big and small screen, usually playing a tough guy of some sort or another,
until his death in 1984 from a series of strokes.
When people today think of
cinema bad ass types they would probably list Stallone, Banderas
or someone of that line, but in his day, Basehart was the baddest
ass of all. Usually seen in military roles, he played a wide variety of
characters as well, in different walks of life, though he did not always
receive the acclaim due to him for these parts. He had his share of horror and
drama movies as well.
Basehart might best be remembered for a quasi-military role as Admiral Nelson
in Voyage To the Bottom of the Sea, the television eries from the 1960s which
saw The Seaview, the most unfortunate submarine around, serving as the host
for a variety of supernatural encounters, including a werewolf. It was more or
less the Night Stalker series, but under water.
Though some of the plots might seem tacky in retrospect, they were fun back
then and still fun to see now. A cast of supporting stars took the scripts
seriously, no matter how silly they may have seemed, including Terry Becker
and several other noted character actors. This made the series work,
regardless of how far fetched the action became.
Basehart, however, played more diverse roles than this. He was Hitler for a
change in pace, in a 1962 film of the same name. He was Ishmael in the classic
Moby Dick (1956) He was George Headly in the 1950 era version of Titanic
One of his most unsettling roles, ever, however, is seldom mentioned, from an

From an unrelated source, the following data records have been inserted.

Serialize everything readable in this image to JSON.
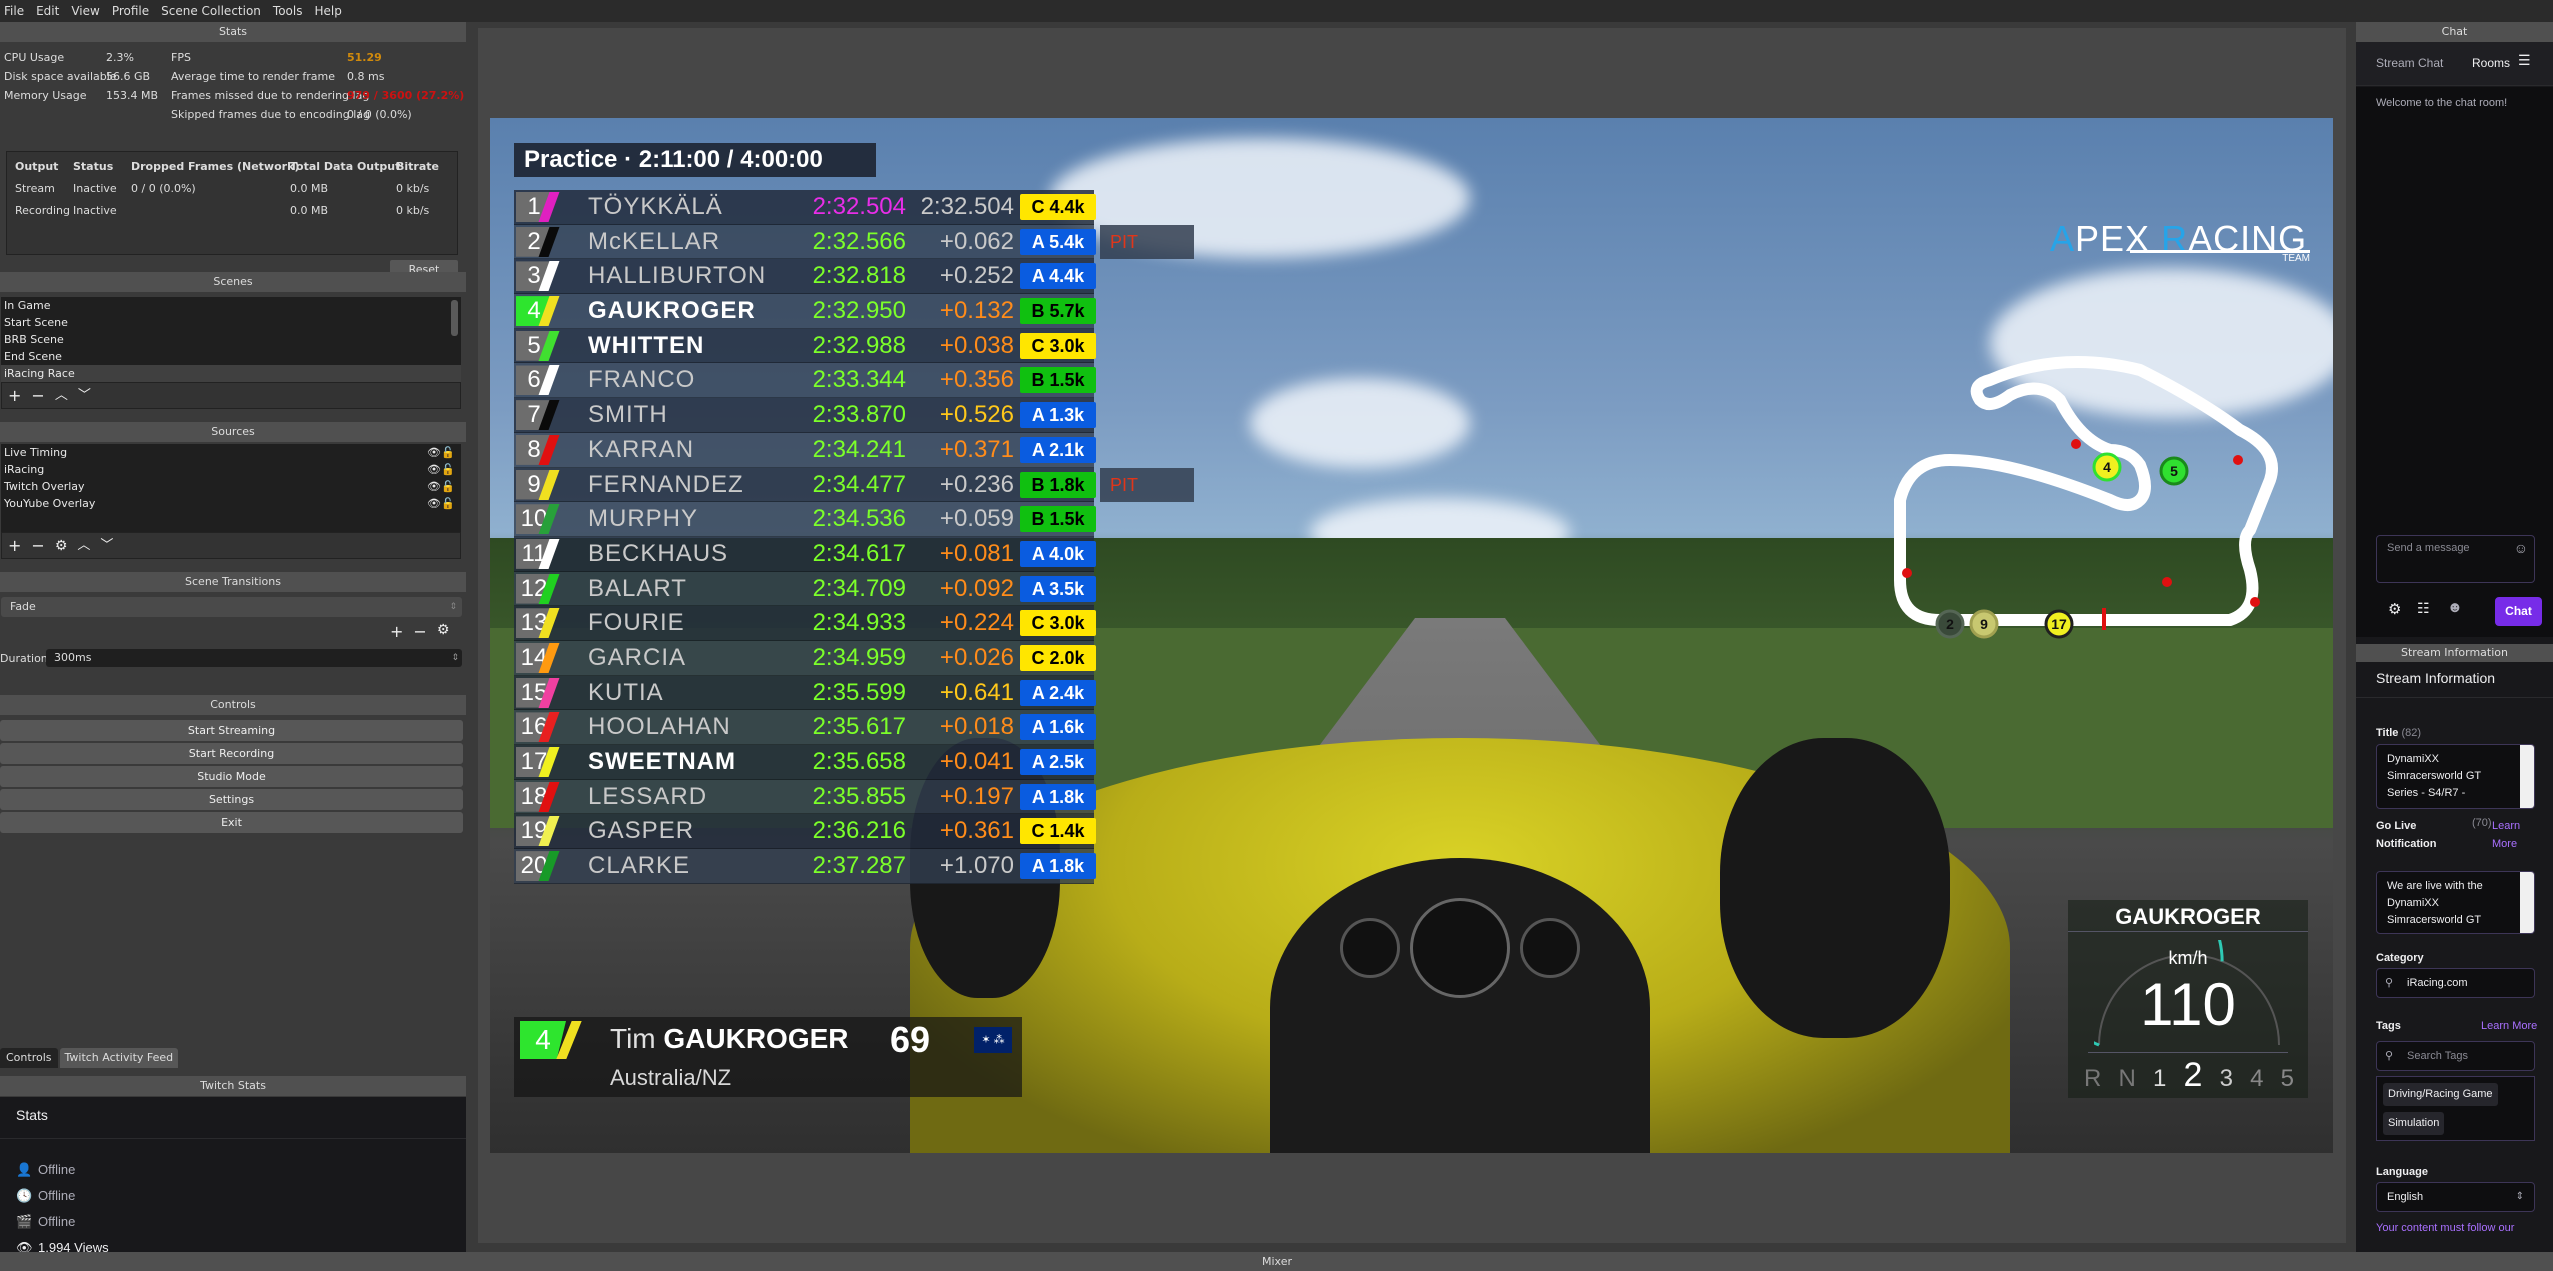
{
  "menu": [
    "File",
    "Edit",
    "View",
    "Profile",
    "Scene Collection",
    "Tools",
    "Help"
  ],
  "stats": {
    "dock_title": "Stats",
    "cpu_label": "CPU Usage",
    "cpu_value": "2.3%",
    "disk_label": "Disk space available",
    "disk_value": "56.6 GB",
    "mem_label": "Memory Usage",
    "mem_value": "153.4 MB",
    "fps_label": "FPS",
    "fps_value": "51.29",
    "render_label": "Average time to render frame",
    "render_value": "0.8 ms",
    "missed_label": "Frames missed due to rendering lag",
    "missed_value": "979 / 3600 (27.2%)",
    "skipped_label": "Skipped frames due to encoding lag",
    "skipped_value": "0 / 0 (0.0%)",
    "fps_color": "#d08a0c",
    "missed_color": "#cc1111",
    "table_headers": [
      "Output",
      "Status",
      "Dropped Frames (Network)",
      "Total Data Output",
      "Bitrate"
    ],
    "rows": [
      [
        "Stream",
        "Inactive",
        "0 / 0 (0.0%)",
        "0.0 MB",
        "0 kb/s"
      ],
      [
        "Recording",
        "Inactive",
        "",
        "0.0 MB",
        "0 kb/s"
      ]
    ],
    "reset_label": "Reset"
  },
  "scenes": {
    "dock_title": "Scenes",
    "items": [
      "In Game",
      "Start Scene",
      "BRB Scene",
      "End Scene",
      "iRacing Race"
    ],
    "selected": "iRacing Race"
  },
  "sources": {
    "dock_title": "Sources",
    "items": [
      "Live Timing",
      "iRacing",
      "Twitch Overlay",
      "YouYube Overlay"
    ]
  },
  "transitions": {
    "dock_title": "Scene Transitions",
    "selected": "Fade",
    "duration_label": "Duration",
    "duration_value": "300ms"
  },
  "controls": {
    "dock_title": "Controls",
    "buttons": [
      "Start Streaming",
      "Start Recording",
      "Studio Mode",
      "Settings",
      "Exit"
    ]
  },
  "bottom_tabs": [
    "Controls",
    "Twitch Activity Feed"
  ],
  "twitch_stats": {
    "dock_title": "Twitch Stats",
    "heading": "Stats",
    "items": [
      {
        "icon": "viewer-icon",
        "text": "Offline"
      },
      {
        "icon": "clock-icon",
        "text": "Offline"
      },
      {
        "icon": "clapper-icon",
        "text": "Offline"
      },
      {
        "icon": "eye-icon",
        "text": "1,994 Views"
      }
    ]
  },
  "overlay": {
    "session": "Practice · 2:11:00 / 4:00:00",
    "leaderboard": [
      {
        "pos": "1",
        "name": "TÖYKKÄLÄ",
        "best": "2:32.504",
        "gap": "2:32.504",
        "lic": "C 4.4k",
        "lic_class": "C",
        "stripe": "#e020c0",
        "best_color": "#e82ee8",
        "gap_color": "#c9c9c9",
        "bold": false,
        "pit": ""
      },
      {
        "pos": "2",
        "name": "McKELLAR",
        "best": "2:32.566",
        "gap": "+0.062",
        "lic": "A 5.4k",
        "lic_class": "A",
        "stripe": "#0a0a0a",
        "best_color": "#7cff2a",
        "gap_color": "#c9c9c9",
        "bold": false,
        "pit": "PIT"
      },
      {
        "pos": "3",
        "name": "HALLIBURTON",
        "best": "2:32.818",
        "gap": "+0.252",
        "lic": "A 4.4k",
        "lic_class": "A",
        "stripe": "#ffffff",
        "best_color": "#7cff2a",
        "gap_color": "#c9c9c9",
        "bold": false,
        "pit": ""
      },
      {
        "pos": "4",
        "name": "GAUKROGER",
        "best": "2:32.950",
        "gap": "+0.132",
        "lic": "B 5.7k",
        "lic_class": "B",
        "stripe": "#f0e020",
        "best_color": "#7cff2a",
        "gap_color": "#ff8c1a",
        "bold": true,
        "pit": "",
        "highlight": true
      },
      {
        "pos": "5",
        "name": "WHITTEN",
        "best": "2:32.988",
        "gap": "+0.038",
        "lic": "C 3.0k",
        "lic_class": "C",
        "stripe": "#40e030",
        "best_color": "#7cff2a",
        "gap_color": "#ff8c1a",
        "bold": true,
        "pit": ""
      },
      {
        "pos": "6",
        "name": "FRANCO",
        "best": "2:33.344",
        "gap": "+0.356",
        "lic": "B 1.5k",
        "lic_class": "B",
        "stripe": "#ffffff",
        "best_color": "#7cff2a",
        "gap_color": "#ff8c1a",
        "bold": false,
        "pit": ""
      },
      {
        "pos": "7",
        "name": "SMITH",
        "best": "2:33.870",
        "gap": "+0.526",
        "lic": "A 1.3k",
        "lic_class": "A",
        "stripe": "#0a0a0a",
        "best_color": "#7cff2a",
        "gap_color": "#ffc81a",
        "bold": false,
        "pit": ""
      },
      {
        "pos": "8",
        "name": "KARRAN",
        "best": "2:34.241",
        "gap": "+0.371",
        "lic": "A 2.1k",
        "lic_class": "A",
        "stripe": "#e01010",
        "best_color": "#7cff2a",
        "gap_color": "#ff8c1a",
        "bold": false,
        "pit": ""
      },
      {
        "pos": "9",
        "name": "FERNANDEZ",
        "best": "2:34.477",
        "gap": "+0.236",
        "lic": "B 1.8k",
        "lic_class": "B",
        "stripe": "#f0e020",
        "best_color": "#7cff2a",
        "gap_color": "#c9c9c9",
        "bold": false,
        "pit": "PIT"
      },
      {
        "pos": "10",
        "name": "MURPHY",
        "best": "2:34.536",
        "gap": "+0.059",
        "lic": "B 1.5k",
        "lic_class": "B",
        "stripe": "#28a03a",
        "best_color": "#7cff2a",
        "gap_color": "#c9c9c9",
        "bold": false,
        "pit": ""
      },
      {
        "pos": "11",
        "name": "BECKHAUS",
        "best": "2:34.617",
        "gap": "+0.081",
        "lic": "A 4.0k",
        "lic_class": "A",
        "stripe": "#ffffff",
        "best_color": "#7cff2a",
        "gap_color": "#ff8c1a",
        "bold": false,
        "pit": ""
      },
      {
        "pos": "12",
        "name": "BALART",
        "best": "2:34.709",
        "gap": "+0.092",
        "lic": "A 3.5k",
        "lic_class": "A",
        "stripe": "#20d020",
        "best_color": "#7cff2a",
        "gap_color": "#ff8c1a",
        "bold": false,
        "pit": ""
      },
      {
        "pos": "13",
        "name": "FOURIE",
        "best": "2:34.933",
        "gap": "+0.224",
        "lic": "C 3.0k",
        "lic_class": "C",
        "stripe": "#f0e020",
        "best_color": "#7cff2a",
        "gap_color": "#ff8c1a",
        "bold": false,
        "pit": ""
      },
      {
        "pos": "14",
        "name": "GARCIA",
        "best": "2:34.959",
        "gap": "+0.026",
        "lic": "C 2.0k",
        "lic_class": "C",
        "stripe": "#ff9a10",
        "best_color": "#7cff2a",
        "gap_color": "#ff8c1a",
        "bold": false,
        "pit": ""
      },
      {
        "pos": "15",
        "name": "KUTIA",
        "best": "2:35.599",
        "gap": "+0.641",
        "lic": "A 2.4k",
        "lic_class": "A",
        "stripe": "#f040a0",
        "best_color": "#7cff2a",
        "gap_color": "#ffc81a",
        "bold": false,
        "pit": ""
      },
      {
        "pos": "16",
        "name": "HOOLAHAN",
        "best": "2:35.617",
        "gap": "+0.018",
        "lic": "A 1.6k",
        "lic_class": "A",
        "stripe": "#e82020",
        "best_color": "#7cff2a",
        "gap_color": "#ff8c1a",
        "bold": false,
        "pit": ""
      },
      {
        "pos": "17",
        "name": "SWEETNAM",
        "best": "2:35.658",
        "gap": "+0.041",
        "lic": "A 2.5k",
        "lic_class": "A",
        "stripe": "#f0f020",
        "best_color": "#7cff2a",
        "gap_color": "#ff8c1a",
        "bold": true,
        "pit": ""
      },
      {
        "pos": "18",
        "name": "LESSARD",
        "best": "2:35.855",
        "gap": "+0.197",
        "lic": "A 1.8k",
        "lic_class": "A",
        "stripe": "#e01010",
        "best_color": "#7cff2a",
        "gap_color": "#ff8c1a",
        "bold": false,
        "pit": ""
      },
      {
        "pos": "19",
        "name": "GASPER",
        "best": "2:36.216",
        "gap": "+0.361",
        "lic": "C 1.4k",
        "lic_class": "C",
        "stripe": "#f0f050",
        "best_color": "#7cff2a",
        "gap_color": "#ff8c1a",
        "bold": false,
        "pit": ""
      },
      {
        "pos": "20",
        "name": "CLARKE",
        "best": "2:37.287",
        "gap": "+1.070",
        "lic": "A 1.8k",
        "lic_class": "A",
        "stripe": "#189a28",
        "best_color": "#7cff2a",
        "gap_color": "#c9c9c9",
        "bold": false,
        "pit": ""
      }
    ],
    "license_colors": {
      "A": {
        "bg": "#0a5ce0",
        "fg": "#ffffff"
      },
      "B": {
        "bg": "#10c010",
        "fg": "#000000"
      },
      "C": {
        "bg": "#ffe600",
        "fg": "#000000"
      }
    },
    "logo_a": "A",
    "logo_pex": "PEX ",
    "logo_r": "R",
    "logo_acing": "ACING",
    "logo_team": "TEAM",
    "map_markers": [
      {
        "label": "4",
        "fill": "#f0f020",
        "ring": "#30e030"
      },
      {
        "label": "5",
        "fill": "#30e030",
        "ring": "#1a8a1a"
      },
      {
        "label": "2",
        "fill": "#3a4a3a",
        "ring": "#556655"
      },
      {
        "label": "9",
        "fill": "#c8c870",
        "ring": "#a0a050"
      },
      {
        "label": "17",
        "fill": "#f0f020",
        "ring": "#202020"
      }
    ],
    "driver": {
      "pos": "4",
      "first": "Tim",
      "last": "GAUKROGER",
      "number": "69",
      "club": "Australia/NZ",
      "flag": "australia-flag-icon"
    },
    "speedo": {
      "driver": "GAUKROGER",
      "unit": "km/h",
      "speed": "110",
      "gears": [
        "R",
        "N",
        "1",
        "2",
        "3",
        "4",
        "5"
      ],
      "current_gear": "2",
      "arc_fraction": 0.62,
      "arc_color": "#2ec9b4"
    }
  },
  "chat": {
    "dock_title": "Chat",
    "tab_stream_chat": "Stream Chat",
    "tab_rooms": "Rooms",
    "welcome": "Welcome to the chat room!",
    "input_placeholder": "Send a message",
    "send_label": "Chat",
    "accent": "#772ce8"
  },
  "stream_info": {
    "dock_title": "Stream Information",
    "heading": "Stream Information",
    "title_label": "Title",
    "title_count": "(82)",
    "title_value": "DynamiXX Simracersworld GT Series - S4/R7 -",
    "notif_label": "Go Live Notification",
    "notif_count": "(70)",
    "learn_more": "Learn More",
    "notif_value": "We are live with the DynamiXX Simracersworld GT",
    "category_label": "Category",
    "category_value": "iRacing.com",
    "tags_label": "Tags",
    "tags_learn_more": "Learn More",
    "tags_placeholder": "Search Tags",
    "tags": [
      "Driving/Racing Game",
      "Simulation"
    ],
    "language_label": "Language",
    "language_value": "English",
    "footer_text": "Your content must follow our"
  },
  "mixer": {
    "dock_title": "Mixer"
  }
}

obscure tv movie in the 1970s called Sole Survivor (1970). In this, a navigator who
bailed out on a crashing war plane, leaving the rest of the crew to perish,
claimed the wreck took place over water, to hide his act of cowardice. When
years later, the plane's wreckage is discovered in the desert, an
investigation takes place, with the culprit forced to return to the scene of
his disgrace. When seeing the ghosts if the dead crew staring at him from the
window, he is finally forced to come clean with his guilt.
The movie comes in two parts, one showing the investigation unfold and seen
through the eyes of those involved in the mystery, the other through the eyes
of disgruntled ghosts, the aforenoted dead crew, who wait for the whole mess
to be corrected.
It gets really creepy when these ghosts start to disappear, as each of their
bodies is discovered and bagged. Only one poor son of a bitch is left alone at
the end, for his body lies under the tail of the old B-52, where it is
overlooked by the investigators..
He stands alone, hits a baseball into the sand and realizes he may never
escape his fate. A sad ending.
Basehart makes this movie though, but it remains one of his less famous roles.
Likewise, in the horror realm, Basehart played a doctor/scientist in the Satan
Bug (1965), about germ warfare and a virus being unleashed on the world. Shades of
Stephen King and The Stand.
Another of Basehart's creepiest roles, in which he plays an outright villain,
may be discovered in He Walked by Night (1948). In this, a cop killer goes on
a rampage to avoid disgrace, killing more and more as he goes along, his
madnes expanding all the while. The trackdown and final confrontation remains
highly effective. Most people will be whispering "Get that bastard"
to themselves if they watch this.
In this movie, Basehart showed just how well he could do as a maniac. He was
no rambling fool like some of the mindless clods in the slasher flicks that
would come later or an intelligent, but obviously looney freak like the Jigsaw
Man in Saw. He was cold and calculating, brutal and warped. Obviously, there
was something wrong with him, a short circuit in the soul or frazzled wires in
his head, yet he showed the ability to masquerade as normal when the need
arise. This talent to blend in with respectable people, when he was indeed
mentally way off center, made him an even more frightening character to deal
with. He was not the routine or stereotyped madman in this vehicle.
There are many articles and some tribute websites on the web devoted to this
fine actor that are easy to find in search mode. Unlike some lesser
knowns who have faded from view, there is still a good deal of data
available on this man, for those who find him interesting. This short piece
only touches the top of the iceberg.